  • Nicola M. Hodkowski, University of Colorado Denver
  • Ron Tzur, University of Colorado Denver
Document Type
Conference Proceeding
Publication Date
1-1-2015
Comments

This case study examined how a teacher’s choice of numbers used in tasks designed to foster students’ construction of a scheme for reasoning in multiplicative situations may afford or constrain their progression. This scheme, multiplicative double counting (mDC) is considered a significant conceptual leap from reasoning additively with units of one (1s) and composite units. A researcherteacher’s work with Jake allowed us to center on his gradual cognitive advance as different numbers chosen for the unit rate in problems (e.g., 5 cubes-per-tower) were used in the context of the Please Go and Bring for Me platform task. Our findings show that a child’s use of an evolving scheme may initially depend on the numbers used in the task. We discuss the key recognitions that (a) a new way of operating does not evolve in a “once-and-for-all” way for all numbers and (b) the support our study provides for Pirie and Kieren’s core notion of folding-back.

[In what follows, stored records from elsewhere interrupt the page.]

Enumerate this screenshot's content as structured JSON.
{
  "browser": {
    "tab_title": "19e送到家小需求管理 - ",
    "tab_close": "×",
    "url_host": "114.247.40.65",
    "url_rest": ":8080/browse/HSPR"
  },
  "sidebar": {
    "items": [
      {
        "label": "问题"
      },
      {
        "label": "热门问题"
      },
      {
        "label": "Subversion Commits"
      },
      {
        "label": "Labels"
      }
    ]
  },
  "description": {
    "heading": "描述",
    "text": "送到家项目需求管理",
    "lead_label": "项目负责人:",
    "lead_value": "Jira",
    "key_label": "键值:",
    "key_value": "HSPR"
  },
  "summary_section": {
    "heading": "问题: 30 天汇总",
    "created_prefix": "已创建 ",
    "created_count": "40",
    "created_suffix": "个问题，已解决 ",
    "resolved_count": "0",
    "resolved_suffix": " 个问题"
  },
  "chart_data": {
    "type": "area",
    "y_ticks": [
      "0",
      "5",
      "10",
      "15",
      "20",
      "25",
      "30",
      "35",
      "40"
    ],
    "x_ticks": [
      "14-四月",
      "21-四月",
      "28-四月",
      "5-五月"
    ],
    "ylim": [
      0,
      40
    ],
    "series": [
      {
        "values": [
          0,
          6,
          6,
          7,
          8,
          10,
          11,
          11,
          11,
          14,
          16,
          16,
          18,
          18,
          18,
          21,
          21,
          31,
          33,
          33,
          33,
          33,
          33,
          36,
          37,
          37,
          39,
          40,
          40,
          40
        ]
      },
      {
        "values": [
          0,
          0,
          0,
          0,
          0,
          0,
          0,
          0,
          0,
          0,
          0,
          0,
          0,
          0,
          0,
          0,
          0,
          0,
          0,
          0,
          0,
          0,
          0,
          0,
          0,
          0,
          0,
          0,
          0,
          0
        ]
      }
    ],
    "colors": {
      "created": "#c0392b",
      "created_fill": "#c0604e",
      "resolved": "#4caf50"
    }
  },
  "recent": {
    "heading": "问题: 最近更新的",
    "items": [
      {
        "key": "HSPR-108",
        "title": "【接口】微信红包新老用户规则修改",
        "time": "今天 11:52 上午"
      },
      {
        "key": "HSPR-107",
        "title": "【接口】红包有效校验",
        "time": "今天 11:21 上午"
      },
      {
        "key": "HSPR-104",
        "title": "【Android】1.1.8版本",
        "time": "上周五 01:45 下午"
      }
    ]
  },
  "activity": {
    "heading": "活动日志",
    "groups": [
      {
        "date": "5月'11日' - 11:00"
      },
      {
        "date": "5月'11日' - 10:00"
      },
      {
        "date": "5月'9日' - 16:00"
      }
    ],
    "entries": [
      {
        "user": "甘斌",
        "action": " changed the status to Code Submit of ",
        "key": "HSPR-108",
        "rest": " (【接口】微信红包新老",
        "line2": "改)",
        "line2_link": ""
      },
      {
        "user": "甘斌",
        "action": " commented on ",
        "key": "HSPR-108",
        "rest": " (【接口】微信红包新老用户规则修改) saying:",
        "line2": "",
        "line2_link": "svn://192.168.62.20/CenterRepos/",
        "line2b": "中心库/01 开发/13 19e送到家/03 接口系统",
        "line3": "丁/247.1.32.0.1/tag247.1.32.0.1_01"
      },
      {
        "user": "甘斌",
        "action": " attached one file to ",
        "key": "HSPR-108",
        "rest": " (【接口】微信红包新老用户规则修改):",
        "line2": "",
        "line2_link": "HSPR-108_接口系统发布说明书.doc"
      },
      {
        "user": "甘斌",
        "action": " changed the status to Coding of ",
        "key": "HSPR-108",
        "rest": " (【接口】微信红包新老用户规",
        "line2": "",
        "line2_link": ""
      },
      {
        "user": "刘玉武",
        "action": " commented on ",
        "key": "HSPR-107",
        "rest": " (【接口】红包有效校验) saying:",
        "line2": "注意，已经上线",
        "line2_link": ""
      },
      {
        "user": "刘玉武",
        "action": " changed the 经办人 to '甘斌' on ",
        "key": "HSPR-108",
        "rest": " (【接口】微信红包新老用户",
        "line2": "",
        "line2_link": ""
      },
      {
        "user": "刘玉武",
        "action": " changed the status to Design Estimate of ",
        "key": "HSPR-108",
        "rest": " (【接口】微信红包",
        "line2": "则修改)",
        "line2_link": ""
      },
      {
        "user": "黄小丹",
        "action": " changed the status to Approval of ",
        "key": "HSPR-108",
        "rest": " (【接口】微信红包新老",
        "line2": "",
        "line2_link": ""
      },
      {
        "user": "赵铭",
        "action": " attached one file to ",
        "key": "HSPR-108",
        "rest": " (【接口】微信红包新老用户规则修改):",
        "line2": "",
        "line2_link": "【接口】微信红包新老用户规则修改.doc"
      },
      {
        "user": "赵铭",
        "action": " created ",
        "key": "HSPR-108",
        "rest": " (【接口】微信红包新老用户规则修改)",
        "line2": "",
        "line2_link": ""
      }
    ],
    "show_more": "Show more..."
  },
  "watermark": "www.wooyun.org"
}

Citation Information
Risley, R., Hodkowski, N., and Tzur, R. (2015, November). Jake’s conceptual operations in multiplicative tasks: focus on number choice. A paper accepted and to be published in the Proceedings of the Annual Meeting of Psychology of Mathematics Education – North American Chapter. East Lansing, MI: Michigan State University.